U.S. citizen travelers and residents alike are encouraged to review the Department of State publication, “A Safe Trip Abroad”. This publication goes into detail on personal security practices individuals may employ to make their trip or stay as safe as possible.
U.S. citizens are encouraged to refer to guidance in the Department of State’s most recent Travel Alert for Mexico located on the internet and Country Specific Information for Mexico, for additional information regarding the current security situation in the country.
For any emergencies involving U.S. citizens in Mexico, please contact the U.S. Embassy or the closest U.S. Consulate. U.S. citizens in Monterrey’s consular district may contact the American Citizens Services (ACS) Unit at the U.S. Consulate General in Monterrey, located at 411 Avenida Constitución Poniente; telephone (81) 8047-3100; after hours emergency telephone 044 (81) 8362-9126 (from Mexico); ACS unit fax (81) 8342-5433; e-mail MonterreyACS@state.gov; web page U.S. Consulate General Monterrey.
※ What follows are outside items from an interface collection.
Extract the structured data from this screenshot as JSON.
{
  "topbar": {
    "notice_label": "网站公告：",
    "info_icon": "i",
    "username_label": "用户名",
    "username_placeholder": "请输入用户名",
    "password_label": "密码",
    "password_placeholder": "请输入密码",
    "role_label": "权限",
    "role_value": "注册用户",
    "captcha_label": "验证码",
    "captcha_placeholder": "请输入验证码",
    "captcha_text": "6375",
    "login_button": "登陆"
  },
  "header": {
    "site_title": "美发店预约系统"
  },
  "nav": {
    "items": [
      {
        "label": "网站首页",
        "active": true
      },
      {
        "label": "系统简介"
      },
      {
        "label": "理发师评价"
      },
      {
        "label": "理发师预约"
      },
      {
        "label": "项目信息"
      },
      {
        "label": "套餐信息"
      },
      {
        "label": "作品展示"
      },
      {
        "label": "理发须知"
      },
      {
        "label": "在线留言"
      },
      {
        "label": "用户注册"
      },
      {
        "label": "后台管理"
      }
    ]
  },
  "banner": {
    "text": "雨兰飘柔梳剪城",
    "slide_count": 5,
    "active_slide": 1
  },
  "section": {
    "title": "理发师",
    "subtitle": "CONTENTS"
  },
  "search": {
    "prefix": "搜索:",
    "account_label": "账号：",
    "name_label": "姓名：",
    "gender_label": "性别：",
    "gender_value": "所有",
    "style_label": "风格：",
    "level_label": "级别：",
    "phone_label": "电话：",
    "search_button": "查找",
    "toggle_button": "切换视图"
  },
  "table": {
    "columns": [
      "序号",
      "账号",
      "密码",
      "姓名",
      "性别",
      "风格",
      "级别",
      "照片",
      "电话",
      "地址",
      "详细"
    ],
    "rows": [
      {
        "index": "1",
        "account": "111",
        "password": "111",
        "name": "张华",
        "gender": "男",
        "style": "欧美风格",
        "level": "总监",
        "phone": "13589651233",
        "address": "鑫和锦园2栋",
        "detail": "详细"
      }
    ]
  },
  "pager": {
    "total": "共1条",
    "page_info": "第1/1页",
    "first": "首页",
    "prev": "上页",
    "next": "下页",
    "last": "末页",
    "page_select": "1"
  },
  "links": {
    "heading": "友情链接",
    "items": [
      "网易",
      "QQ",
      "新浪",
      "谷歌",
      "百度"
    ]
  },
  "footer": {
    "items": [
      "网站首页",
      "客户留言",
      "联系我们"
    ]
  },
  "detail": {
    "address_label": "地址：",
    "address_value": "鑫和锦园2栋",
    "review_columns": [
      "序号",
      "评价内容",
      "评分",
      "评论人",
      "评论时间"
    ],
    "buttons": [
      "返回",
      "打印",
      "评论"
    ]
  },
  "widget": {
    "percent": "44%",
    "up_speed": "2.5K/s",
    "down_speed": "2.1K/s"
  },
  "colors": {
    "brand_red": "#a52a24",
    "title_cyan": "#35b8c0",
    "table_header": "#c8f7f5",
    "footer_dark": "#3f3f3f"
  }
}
Contact information for the U.S. Consulates General in Nuevo Laredo and Matamoros is:
Nuevo Laredo: Calle Allende 3330, Col. Jardín, telephone (52) (867) 714-0512,
Matamoros: Avenida Primera 2002, telephone (52) (868) 812-4402.
Stay in Touch
U.S. citizens living or traveling abroad are encouraged to register with the nearest U. S. Embassy or consulate through the State Department’s travel registration website, Smart Traveler Enrollment Program (STEP), and to obtain updated information on travel and security. United States citizens without Internet access may register in person with the nearest U.S. Embassy or consulate.